We’re about 20 years older than most, but we take the deep plunge into the cool freshwater below, slapping the water with our feet first. In other sections there are rope swings tied to tree branches at different heights, but this is no amateur set-up. There are various jumps that range from your standard rope swing to full-on carnival trapeze, none of which should be taken lightly. If jumping isn’t your thing, floating down the river in an inflatable ring might be. Soak up this stunning landscape before you get whisked off to the next location by some local tour guides.
Best time to visit
Late summer and autumn – it takes a few months for the winter chill to leave the water.
How to get there
Located just off Bells Line of Road near Clarence. Turn off Chifley Rd just before a bridge over the railway line.
Drive alongside the train tracks for 1.7km before turning left to the dam. The 1km dirt track is suitable for 2WD (provided you drive with caution) and leads to a large clearing where you can park. Walk 200m down to the water.
Moderate. Can be a bit tricky to find. It’s a bumpy dirt road in, but fine for 2WD. Take it slow.
Cost of entry
Yes, for tweens and above. This isn’t somewhere you learn to swim and there are some exposed cliff lines.
Cold enough to cool your beers in.
A tinnie to crack open after (or during) your swim.
The rock-climbing community calls this reserve the ‘Cosmic County Area’ and it has some of the best climbing, abseiling and canyoneering in the Blue Mountains. Climbers can be found in the valley beneath the pool.
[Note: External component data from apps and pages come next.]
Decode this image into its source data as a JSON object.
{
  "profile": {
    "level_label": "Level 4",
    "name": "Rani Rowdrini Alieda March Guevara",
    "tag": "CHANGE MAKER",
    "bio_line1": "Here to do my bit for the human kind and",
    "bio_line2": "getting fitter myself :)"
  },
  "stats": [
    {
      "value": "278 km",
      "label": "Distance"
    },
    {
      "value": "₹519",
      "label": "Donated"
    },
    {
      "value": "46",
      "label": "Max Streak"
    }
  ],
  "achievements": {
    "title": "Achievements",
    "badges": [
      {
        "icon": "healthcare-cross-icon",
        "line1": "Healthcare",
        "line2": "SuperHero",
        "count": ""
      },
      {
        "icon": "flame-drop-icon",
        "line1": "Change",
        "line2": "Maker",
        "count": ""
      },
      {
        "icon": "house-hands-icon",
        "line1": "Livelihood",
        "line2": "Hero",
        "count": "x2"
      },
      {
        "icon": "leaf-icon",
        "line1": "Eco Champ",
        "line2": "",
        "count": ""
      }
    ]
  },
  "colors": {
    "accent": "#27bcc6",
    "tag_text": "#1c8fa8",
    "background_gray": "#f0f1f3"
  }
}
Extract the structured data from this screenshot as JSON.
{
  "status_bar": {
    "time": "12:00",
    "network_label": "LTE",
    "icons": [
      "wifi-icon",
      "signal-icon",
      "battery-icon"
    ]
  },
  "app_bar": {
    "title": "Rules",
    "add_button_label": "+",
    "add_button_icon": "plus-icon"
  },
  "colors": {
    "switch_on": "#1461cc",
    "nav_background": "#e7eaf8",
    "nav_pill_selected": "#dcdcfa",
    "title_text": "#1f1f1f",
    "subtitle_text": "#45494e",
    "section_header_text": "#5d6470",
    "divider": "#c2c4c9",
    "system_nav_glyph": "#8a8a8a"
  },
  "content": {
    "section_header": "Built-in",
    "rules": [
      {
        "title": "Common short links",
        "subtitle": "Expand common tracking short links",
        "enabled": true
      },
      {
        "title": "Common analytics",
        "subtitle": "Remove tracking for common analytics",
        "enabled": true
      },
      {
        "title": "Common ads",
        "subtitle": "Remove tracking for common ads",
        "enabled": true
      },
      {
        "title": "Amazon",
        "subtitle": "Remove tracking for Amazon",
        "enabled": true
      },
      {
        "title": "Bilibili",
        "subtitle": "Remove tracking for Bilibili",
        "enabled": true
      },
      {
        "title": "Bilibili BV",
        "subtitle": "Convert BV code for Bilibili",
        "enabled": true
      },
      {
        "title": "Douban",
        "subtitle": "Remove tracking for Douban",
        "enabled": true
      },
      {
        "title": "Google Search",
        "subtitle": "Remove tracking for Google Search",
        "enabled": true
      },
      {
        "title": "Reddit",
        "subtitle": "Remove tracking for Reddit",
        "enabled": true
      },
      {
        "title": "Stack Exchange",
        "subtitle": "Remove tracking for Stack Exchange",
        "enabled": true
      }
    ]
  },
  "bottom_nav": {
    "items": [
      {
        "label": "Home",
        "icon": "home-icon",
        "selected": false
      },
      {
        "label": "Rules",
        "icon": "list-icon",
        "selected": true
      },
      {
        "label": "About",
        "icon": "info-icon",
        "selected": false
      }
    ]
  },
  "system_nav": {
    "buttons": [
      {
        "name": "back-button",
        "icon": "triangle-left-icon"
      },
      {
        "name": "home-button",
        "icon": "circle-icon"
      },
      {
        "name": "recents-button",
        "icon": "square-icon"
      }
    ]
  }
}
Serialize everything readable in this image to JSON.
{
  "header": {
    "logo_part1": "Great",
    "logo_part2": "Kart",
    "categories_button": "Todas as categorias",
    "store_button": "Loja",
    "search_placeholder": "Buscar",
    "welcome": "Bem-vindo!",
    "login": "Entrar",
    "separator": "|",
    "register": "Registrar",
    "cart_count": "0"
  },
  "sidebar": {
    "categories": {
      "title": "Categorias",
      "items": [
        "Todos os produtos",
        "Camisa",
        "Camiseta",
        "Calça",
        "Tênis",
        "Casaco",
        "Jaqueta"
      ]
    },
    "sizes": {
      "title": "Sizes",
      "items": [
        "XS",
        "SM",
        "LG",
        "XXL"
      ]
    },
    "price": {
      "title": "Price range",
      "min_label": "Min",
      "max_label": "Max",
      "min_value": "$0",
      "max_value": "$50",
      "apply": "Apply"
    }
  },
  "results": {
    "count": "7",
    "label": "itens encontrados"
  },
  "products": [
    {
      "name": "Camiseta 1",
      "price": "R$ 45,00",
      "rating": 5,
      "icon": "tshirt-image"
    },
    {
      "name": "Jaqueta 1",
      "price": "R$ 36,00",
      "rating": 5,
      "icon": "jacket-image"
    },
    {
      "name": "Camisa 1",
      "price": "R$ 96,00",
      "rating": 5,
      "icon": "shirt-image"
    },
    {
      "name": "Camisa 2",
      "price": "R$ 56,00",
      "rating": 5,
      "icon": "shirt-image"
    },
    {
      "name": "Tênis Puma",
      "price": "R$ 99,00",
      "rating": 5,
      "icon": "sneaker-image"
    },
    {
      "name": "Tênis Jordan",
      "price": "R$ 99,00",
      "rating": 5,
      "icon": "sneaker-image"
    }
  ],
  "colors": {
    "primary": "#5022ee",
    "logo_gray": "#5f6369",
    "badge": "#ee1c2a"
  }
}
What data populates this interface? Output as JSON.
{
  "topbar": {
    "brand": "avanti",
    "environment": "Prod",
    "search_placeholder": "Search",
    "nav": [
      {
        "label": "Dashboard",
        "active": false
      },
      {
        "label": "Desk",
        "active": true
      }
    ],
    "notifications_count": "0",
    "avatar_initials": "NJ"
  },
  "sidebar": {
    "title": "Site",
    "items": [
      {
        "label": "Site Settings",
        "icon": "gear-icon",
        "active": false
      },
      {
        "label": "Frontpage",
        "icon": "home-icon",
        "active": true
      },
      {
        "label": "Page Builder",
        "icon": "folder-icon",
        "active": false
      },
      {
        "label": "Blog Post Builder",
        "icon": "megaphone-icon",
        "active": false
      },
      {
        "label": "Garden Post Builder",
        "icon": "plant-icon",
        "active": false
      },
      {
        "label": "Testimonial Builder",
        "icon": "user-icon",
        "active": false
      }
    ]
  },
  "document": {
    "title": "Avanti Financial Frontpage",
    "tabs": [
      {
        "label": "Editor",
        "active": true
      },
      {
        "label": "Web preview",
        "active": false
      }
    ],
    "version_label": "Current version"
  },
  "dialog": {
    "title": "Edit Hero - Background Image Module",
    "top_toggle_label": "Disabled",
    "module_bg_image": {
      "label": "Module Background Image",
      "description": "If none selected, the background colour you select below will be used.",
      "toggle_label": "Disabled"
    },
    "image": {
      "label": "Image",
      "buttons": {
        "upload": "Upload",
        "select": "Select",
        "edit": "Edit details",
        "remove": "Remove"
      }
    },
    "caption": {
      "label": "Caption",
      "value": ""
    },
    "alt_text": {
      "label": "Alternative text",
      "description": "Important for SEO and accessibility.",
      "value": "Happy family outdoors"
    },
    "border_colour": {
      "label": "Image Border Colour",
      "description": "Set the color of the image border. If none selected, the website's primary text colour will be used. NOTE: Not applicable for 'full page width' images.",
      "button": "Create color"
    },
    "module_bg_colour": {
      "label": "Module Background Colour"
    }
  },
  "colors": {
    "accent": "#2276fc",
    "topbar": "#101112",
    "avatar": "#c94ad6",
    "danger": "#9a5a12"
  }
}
This is an edited extract from Places We Swim by Caroline Clements and Dillion Seitchick-Reardon, published by Hardie Grant Travel RRP $39.99 and is available in stores nationally.
Photography by Dillion Seitchick-Reardon